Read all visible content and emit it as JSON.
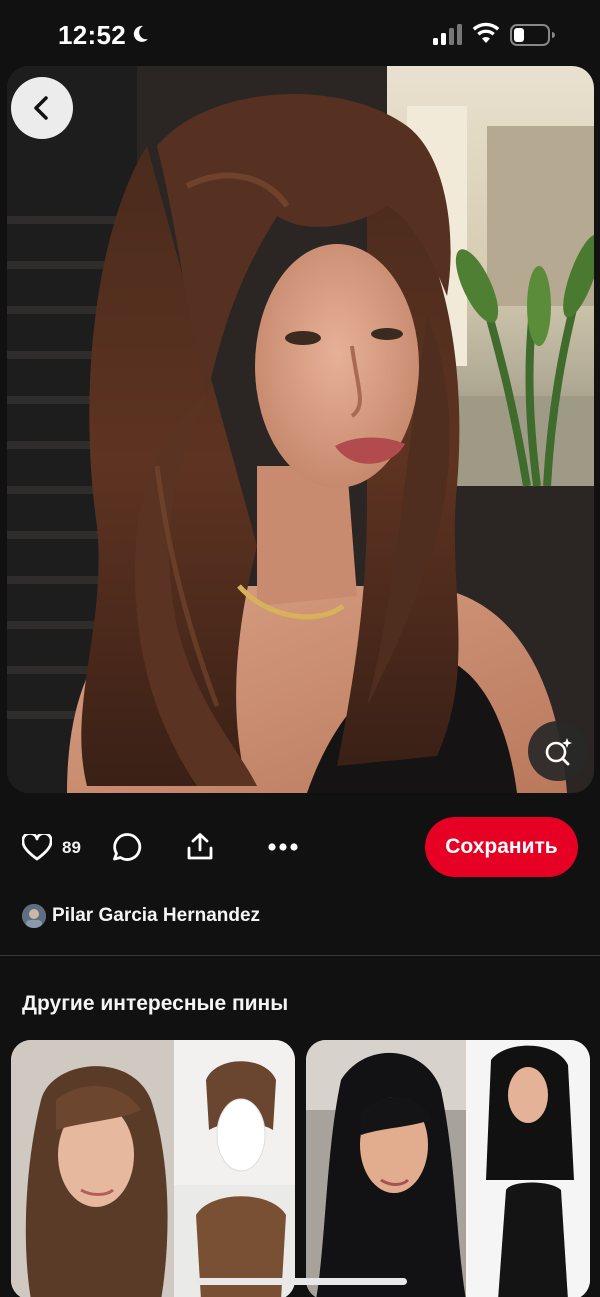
{
  "status_bar": {
    "time": "12:52",
    "icons": [
      "moon-icon",
      "cellular-signal-icon",
      "wifi-icon",
      "battery-icon"
    ]
  },
  "pin": {
    "like_count": "89",
    "save_label": "Сохранить",
    "author_name": "Pilar Garcia Hernandez"
  },
  "related": {
    "title": "Другие интересные пины"
  },
  "colors": {
    "background": "#111111",
    "save_button": "#e60023",
    "text": "#ffffff"
  },
  "icons": {
    "back": "chevron-left-icon",
    "visual_search": "visual-search-sparkle-icon",
    "like": "heart-icon",
    "comment": "comment-bubble-icon",
    "share": "share-upload-icon",
    "more": "more-dots-icon"
  }
}
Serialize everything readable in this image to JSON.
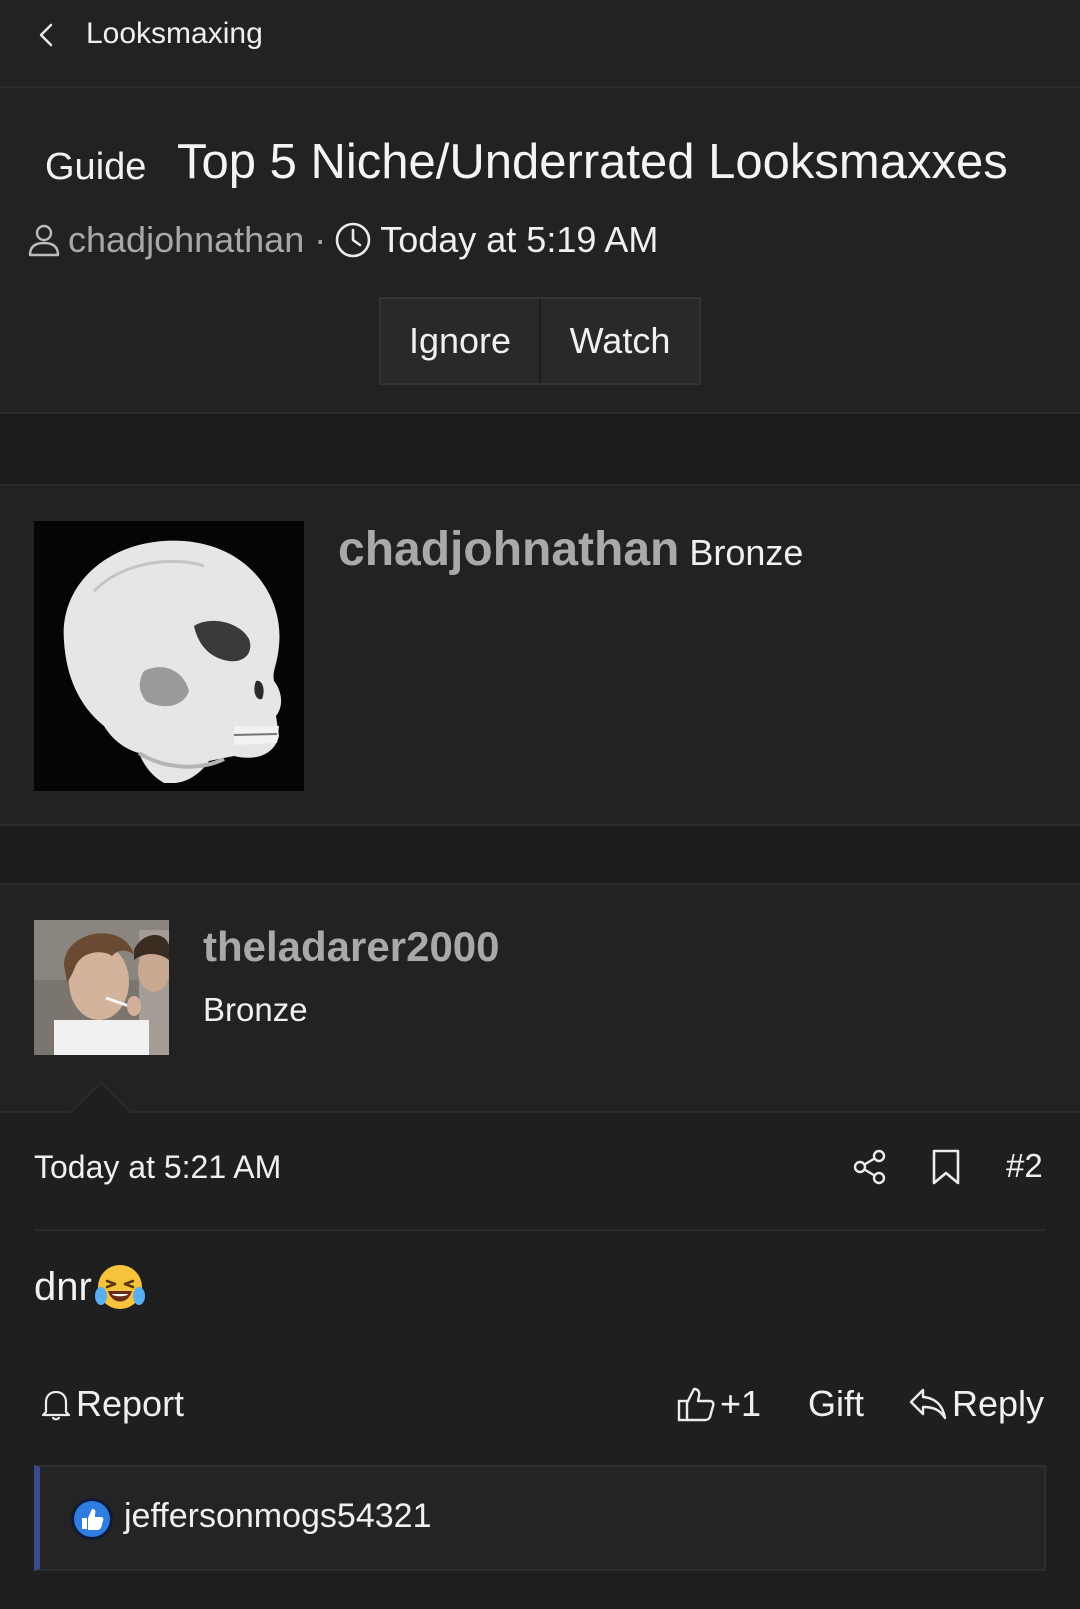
{
  "topbar": {
    "breadcrumb": "Looksmaxing",
    "back_icon": "chevron-left-icon"
  },
  "thread": {
    "prefix": "Guide",
    "title": "Top 5 Niche/Underrated Looksmaxxes",
    "author": "chadjohnathan",
    "separator": "·",
    "date": "Today at 5:19 AM",
    "buttons": {
      "ignore": "Ignore",
      "watch": "Watch"
    }
  },
  "op_card": {
    "username": "chadjohnathan",
    "rank": "Bronze"
  },
  "post": {
    "username": "theladarer2000",
    "rank": "Bronze",
    "date": "Today at 5:21 AM",
    "number": "#2",
    "message": "dnr",
    "emoji": "face-with-tears-of-joy",
    "actions": {
      "report": "Report",
      "like": "+1",
      "gift": "Gift",
      "reply": "Reply"
    },
    "reactions": {
      "users": "jeffersonmogs54321"
    }
  },
  "colors": {
    "background": "#1c1c1d",
    "panel": "#222223",
    "muted_text": "#a9a9a9",
    "accent": "#3a4a8c",
    "like_blue": "#2f7de1"
  }
}
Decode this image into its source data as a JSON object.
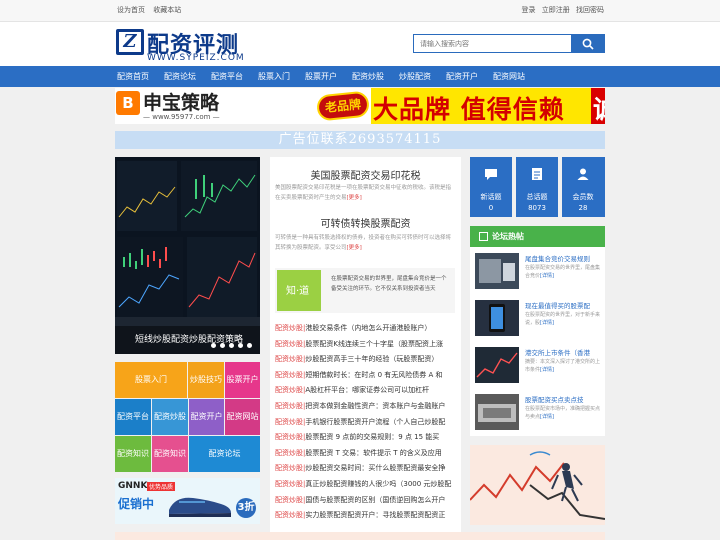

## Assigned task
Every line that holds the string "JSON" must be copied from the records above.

## Answer box
Read all visible content and emit it as JSON.
Serialize everything readable in this image to JSON.
Decode this image into its source data as a JSON object.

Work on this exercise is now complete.